Is your XML sitemap giving too much to Google?

xml sitemaps and google

An XML sitemap is one of the most important tools for making sure search engines can find and index the pages of your website. It’s like a roadmap that gives search crawlers directions to every nook and cranny of your site. But sometimes you may not want every page of your site to be listed in search results. Fortunately, there are ways to control what Google indexes and what it displays in search results.

In this post, we map out a few important steps that ensure Google is indexing only the content you want public and is not indexing content you want to keep private. 

Understanding the xml sitemap

When talking about sitemaps, there are html sitemaps and xml sitemaps. The html sitemap is what you can usually find in the footer of a website, and is an extensive list of all of the key pages on the site, but not every page (such as individual articles or news items). The page exists as a guide to get visitors to the general place within the website that they want to visit so they can more easily navigate to the specific page they want. The xml sitemap, on the other hand, typically lists everything. Every published page on a website will, by default, be included in the xml sitemap. This sitemap is what gets submitted to search engines in order to provide them with a complete list of all pages on a website that should be indexed.

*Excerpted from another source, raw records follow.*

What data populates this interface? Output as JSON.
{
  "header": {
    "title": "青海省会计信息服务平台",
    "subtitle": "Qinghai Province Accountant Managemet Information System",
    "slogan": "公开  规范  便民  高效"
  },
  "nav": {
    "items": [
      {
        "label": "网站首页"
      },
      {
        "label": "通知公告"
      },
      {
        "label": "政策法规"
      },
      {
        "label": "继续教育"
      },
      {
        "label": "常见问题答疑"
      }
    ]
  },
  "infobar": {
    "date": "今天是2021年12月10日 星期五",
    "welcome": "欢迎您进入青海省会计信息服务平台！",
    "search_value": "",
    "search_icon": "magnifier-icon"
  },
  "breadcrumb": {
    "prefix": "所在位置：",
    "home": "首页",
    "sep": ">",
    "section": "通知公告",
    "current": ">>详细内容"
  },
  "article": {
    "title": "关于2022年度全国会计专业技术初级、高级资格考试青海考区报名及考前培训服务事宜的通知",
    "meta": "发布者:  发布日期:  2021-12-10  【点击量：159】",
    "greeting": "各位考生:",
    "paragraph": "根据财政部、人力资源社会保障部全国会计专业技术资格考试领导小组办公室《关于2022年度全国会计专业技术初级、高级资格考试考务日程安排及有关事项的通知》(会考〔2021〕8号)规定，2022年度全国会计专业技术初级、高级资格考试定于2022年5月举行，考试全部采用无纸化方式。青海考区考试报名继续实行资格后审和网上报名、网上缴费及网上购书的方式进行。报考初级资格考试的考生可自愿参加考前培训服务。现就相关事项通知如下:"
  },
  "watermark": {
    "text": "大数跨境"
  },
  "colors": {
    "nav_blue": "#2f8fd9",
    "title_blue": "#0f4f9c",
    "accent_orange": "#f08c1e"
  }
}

Pages that should not be in a sitemap

Every website has at least a few pages that shouldn’t be visible to the general public and therefore should not be included in the xml sitemap. For instance, the page that administrators use to log in to their website would be a page that shouldn’t appear in search results. Many automatic sitemap generators are already set up to avoid those pages. Though some may need to be configured to do so. 

In some cases, there may be pages on a website that aren’t administrative pages, but they are pages that you might not want showing up in search results. This is especially common with WordPress sites because WordPress automatically creates pages for elements like tags, categories, and authors. And if you’re using a tool like Yoast SEO which offers xml sitemap creation in its feature-set, it will include every published item in the sitemap unless configured otherwise. 

How to exclude pages from the sitemap

Before submitting a sitemap to search engines, scan the sitemap to make sure it only contains the pages that should appear in search results. Some xml sitemap generators offer options to exclude pages by type and some will allow you to exclude individual pages. 

—For WordPress/Yoast users—

The Yoast SEO plugin has the option to exclude pages by type, but finding the toggles within the plugin to include or exclude various types of content from the sitemap can be a bit tricky if you’re not familiar with the tool. For those that aren’t, this is where you will find those settings. 

In the Yoast menu, choose Search Appearance

Yoast sidebar menu

The toggles to include/exclude your content from the sitemap can be found in the Content Types, Taxonomies, and Archives tabs. To exclude a type of content (e.g. categories, tags, authors) from search results, find the toggle to include that content type in search results, and switch it to “No” which will remove any content of that type from the xml sitemap. 

Yoast Search Appearance screen

More ways to exclude content from search results

For content that should remain hidden from the public eye, simply excluding it from the xml sitemap is not sufficient. There is also a file called a robots.txt file that gives specific instructions to search engines not to crawl or index pages listed in that file. Any pages that need to remain out of search results should have the “disallow” directive in the robots.txt file.

In Conclusion

While search engines do index sites based on what they discover with their crawlers, the xml sitemap and robots.txt file give website administrators a certain measure of control over what gets indexed and what doesn’t. But it’s important to make sure these tools are correctly configured and you’re not giving Google more than you should. 

0 comments on Is your XML sitemap giving too much to Google?